Without doubt, bird of the day had to be a very confiding Willow Warbler. I half hoped for Chiffchaff, which didn't show, I hardly count myself as disappointed though.
There seem so many signs of an earlier Spring at the moment. Also, the Redwing seem to have all gone, probably about time they did.

Wednesday, 14 March 2007

As Spring Gets Earlier...

Mild astonishment down at my local reservoir. In the heronry there is a nest with chicks grown enough to be exercising their wings! They look to be at least three weeks old, which considering the incubation period of the eggs mean the parent birds mated and laid in mid-to-late January. Can you believe that? Through the heavy snow and ferocious gales we've had since then, that nest, those eggs and the chicks survived it all. Amazing.

Then, there are the other signs that Spring is arriving, like these courting Great Crested Grebe. Immediately after the pair skulked into some reeds, they like to keep the climax to themselves.

Video - Great Crested Grebe Mating

Thursday, 8 March 2007


The 1st-winter Scaup that's been hanging around my local reservoir for a couple of months now is really beginning to chill out. First of all it stayed determinedly in the middle, like any self-respecting sea duck should, as far from passersby as possible. Now, now it's happy to roost in the day with the Tufted Duck and Pochard right under the hanging trees of the bank.
I'll be sad to see the bird go. Okay, he's a bit scruffy, still striking though.

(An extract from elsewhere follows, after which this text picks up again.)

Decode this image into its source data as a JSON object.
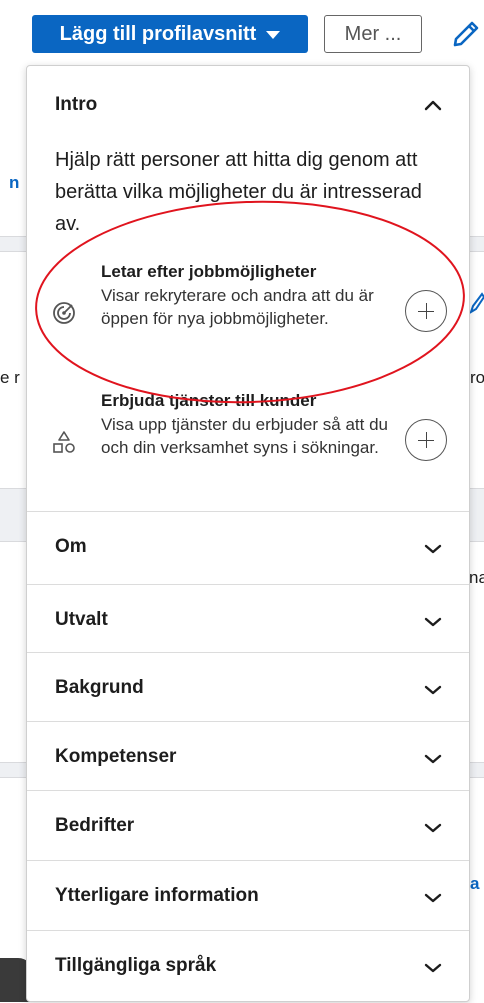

Not a bad bird either, to say the reason I went there was to walk my baby niece.

Tetchy Robin.

Amorous Cormorants.

Hoped for some early hirundines over the water, House or Sand Martin, none yet though. Probably for the best in retrospect, it's still chilly out there.

Tuesday, 6 March 2007

Blacktoft Sands RSPB

Another visit to Blacktoft Sands (East Yorksire) for my girlfriend's last day of freedom before her new job. We hoped for Avocet since several hundreds are apparently wintering nearby on an island in the middle of the Humber. The daytime tides weren't on our side though, and none of the birds felt pushed inland to the lagoons at Blacktoft. Avocet should breed their again in the Spring though.
Still Marsh Harrier always show well there, and a number of local rarities were nice sightings too, including Whooper Swan and Pintail.

The main waders were present, Black-tailed Godwit, Dunlin, Curlew, Lapwing, Redshank and Golden Plover, but nothing special to pick out among them.

Barn Owl are usually a good bet, not on windy days like this one though, and try as we might, waiting until dusk didn't pick one up for us.

Video - Marsh Harrier sailing on the wind

Still, a good day, nice birds, 62 species.